The short answer is there isn’t one. What I mean by that is, whatever the extent of your introvert traits, embrace them and follow your dreams.

Look, being an introvert isn’t life defining. It isn’t something that should limit your life experiences or your ambitions. It’s not a handicap or an illness, and it definitely shouldn’t be a label we hide behind.

Labels are unhelpful and restrictive. 

Let’s flip the situation. Does being an extrovert mean those personality types shouldn’t or can’t spend time alone? Does it mean we should accept their extroverted emotional outbursts? Does it mean that it’s healthy for them to only seek validation from other people? Does it mean they can’t have careers in sensitive surroundings because they come across as aggressive and controlling?

No, of course not. So why should an introvert have their wings clipped when they have a desire to fly?

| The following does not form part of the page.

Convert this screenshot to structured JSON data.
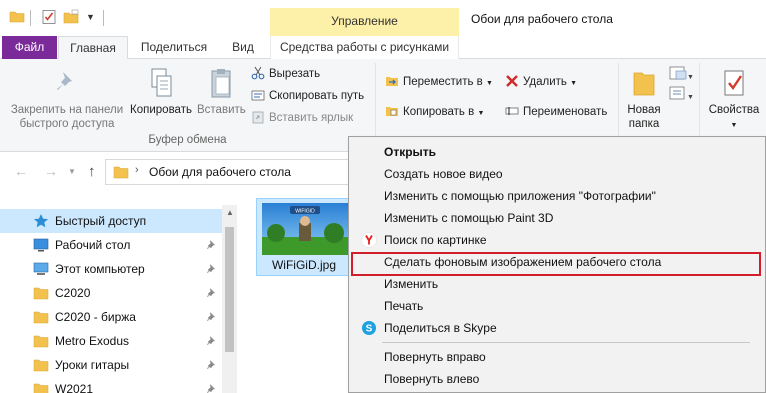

The truth is an introvert can have any career they want. 

Sure, a job in a call centre might not be the ideal match but that doesn’t mean you should have a solitary career without connection to other humans, or that your options are limited.

Many introverts see their personality traits as negatives, but what if we were to flip that and take a new perspective? 


You speak less and listen intently. Wow! Who doesn’t want to be really listened to? A coaching client? A customer negotiating a large corporate deal? A student? A team member? Listening and observational skills are hugely underestimated and I can’t think of any job where to excel at this wouldn’t be an advantage. 

Self sufficiency

You can be trusted to get on with it without excessive supervision and will work hard to figure out a solution for yourself. Self-reliance is a virtuous trait in an employee. Understanding how to help yourself and taking action is both empowering and beneficial in getting you to where you need to go. 


Because you prefer deep meaningful conversations you’re less likely to waste time with idle chit-chat. That makes you a much valued colleague because you have a way of making people feel heard and understood. You’re also more likely to be productive performer. 


You’re likely to be more resilient than your extrovert counterparts. You’ve no doubt grown up in a world that celebrates extroverts so you’ve had to develop coping mechanisms and grow an impenetrable armour. This makes you self motivated and less likely to need constant reassurance.

I could go on but I don’t need to. Because as an introvert you’re quick to catch on and are generally more intelligent (studies show that introverts tend to have higher IQs ), so I’m sure you get the message.

Let’s bring this theory to life. As an INFJ I had a very successful 20 year career in sales. My ability to listen to my clients and form deep connections with them meant I could quickly build trust, and great relationships. A skill that’s critical to master in the sales process.

My meticulous approach to my work meant that I always did what I said I was going to do and on time. My no-nonsense proposals matched the customers’ requirements every time.

I didn’t need hand holding by managers. I just got on with the job and if I needed help, I would always try to solve the problem before asking for my managers support. They knew that anytime I asked for help it was because I really needed it. I was seen as low maintenance and very successful. A winning combination for any business.

And while I was playing to my strengths and I worked on my development areas. One by one I focused on what skills I needed to hone and what I felt would elevate me further.

So rather than think ‘what job can an introvert do?’ Think about ‘what job would I love to do?’ And then think how your introvert superpowers play to the needs of that career.